This is exactly what it’s like to read Richard King’s fascinating, deeply important, episodic and discursive oral history of Wales from 1962-97, called, after R.S. Thomas’ poetic jab at his country’s seeming inertia, Brittle With Relics. A curious title, I have to say, as the last thing I felt reading this book was stasis. If nothing else these voices prove that Wales has been in nothing but flux this past half century or so.

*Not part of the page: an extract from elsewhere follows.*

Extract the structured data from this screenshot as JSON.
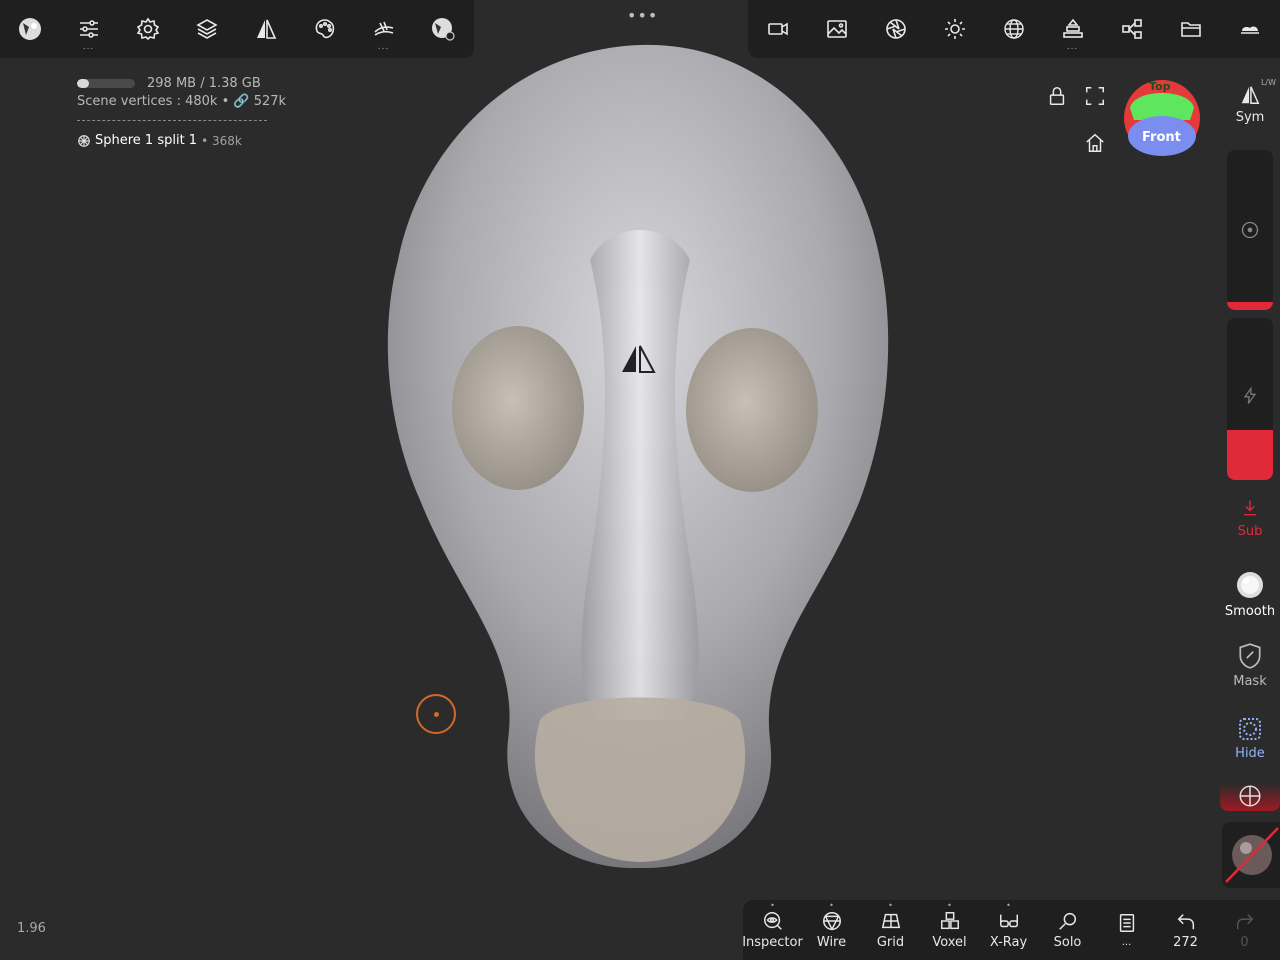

Behind King’s doors are 16 chapters anchored by an iconic event or theme, arranged chronologically. He kicks off with ‘The Welsh Language’ and Saunders Lewis’ prediction of the demise of Welsh in 1962, followed by topics ranging from ‘Remember Tryweryn,’ about the Tryweryn valley becoming a reservoir for Liverpool, to chapters on protest campaigns, the Aberfan mining disaster, the first, unsuccessful devolution referendum in 1979, Greenham Common, the Miners’ Strike and its aftermath, the building of Cardiff Bay, and more. Each one is discussed by a cast of those intimately involved with the topic. (Actually, it’s not a discussion — King appears to have interviewed people individually — but he’s assembled their comments in an organic, free-flowing manner. Helpfully, participants are identified at the beginning of the book, almost like characters in an historical novel.) King doesn’t include the questions he asked of his subjects, though we’re privy to a wide range of their answers. For instance, in the chapter on ‘Mewnfudwyr’ — ‘Incomers’ — King speaks to both iconic Welsh figures like the folk singer and language and political activist Dafydd Iwan, as well as Ann Pettit, who moved from London to Wales, where she founded Women for Life on Earth.
As I read I held two questions in my mind: What’s the benefit of an oral history — as opposed to a traditional one, like John Davies’ A History of Wales — and what’s the downside? The benefit, I think, is that it problematises everything you thought you knew. Such a plethora of opinions, stories and insights crosshatched subjects on which I thought I had settled opinions. The contradictions of the 1979 Assembly Referendum, for example, took me by surprise. As Andrew Davies put it, ‘the Labour government legislated for a referendum but the campaign against it was [in Wales] to a large extent led by Neil Kinnock.’ Such complexities fascinated me.
The downside — that isn’t the right word; the difficulty — stems from the fact that even though King introduces each topic and occasionally steps in to further the narrative, his intention is to lead readers into the forest where they wander among countless trees. It’s up to readers to step back, consider all that’s been said, and try to piece together the outline of the forest. The fact that you’re not told what the forest looks like is a very good thing; it also puts the hard work on you.
King’s own sentiments are made manifest through the interlocking subjects he’s chosen to cover. To my mind, he’s made an extraordinary selection, putting his finger on real pivot points in recent Welsh history. The Tryweryn chapter, for instance, highlights divisions between Cymdeithas yr Iaith and Plaid Cymru, which come to the fore in the next chapter, ‘Direct Action’. Necessarily in a work of this scope, some things are left out. Toward the end, King focuses on the transformative music scene in the 1990s, at the expense, say, of Welsh and English language poetry. The poet and activist Menna Elfyn appears in several chapters, but we don’t have a chance to consider her ground-breaking work. This omission isn’t a criticism, though: you can’t include everything, and King has done a magnificent job in corralling his interviewees and shaping their incisive and contradictory comments into a cohesive narrative. What a feat!
I came away from Brittle with Relics thinking that Wales has had a hell of a hard time during the 35-year period King examined, and yet, as he acknowledges at the end, the country has far more potential now than it did in the early Sixties, thanks to people like the ones who talk — and talk and talk — throughout this wondrous book.
‘Brittle With Relics’ is out now and available here (£25.00).
Pamela Petro is the author of ‘The Long Field’, a memoir rooted deep in the Welsh countryside. Read an extract here.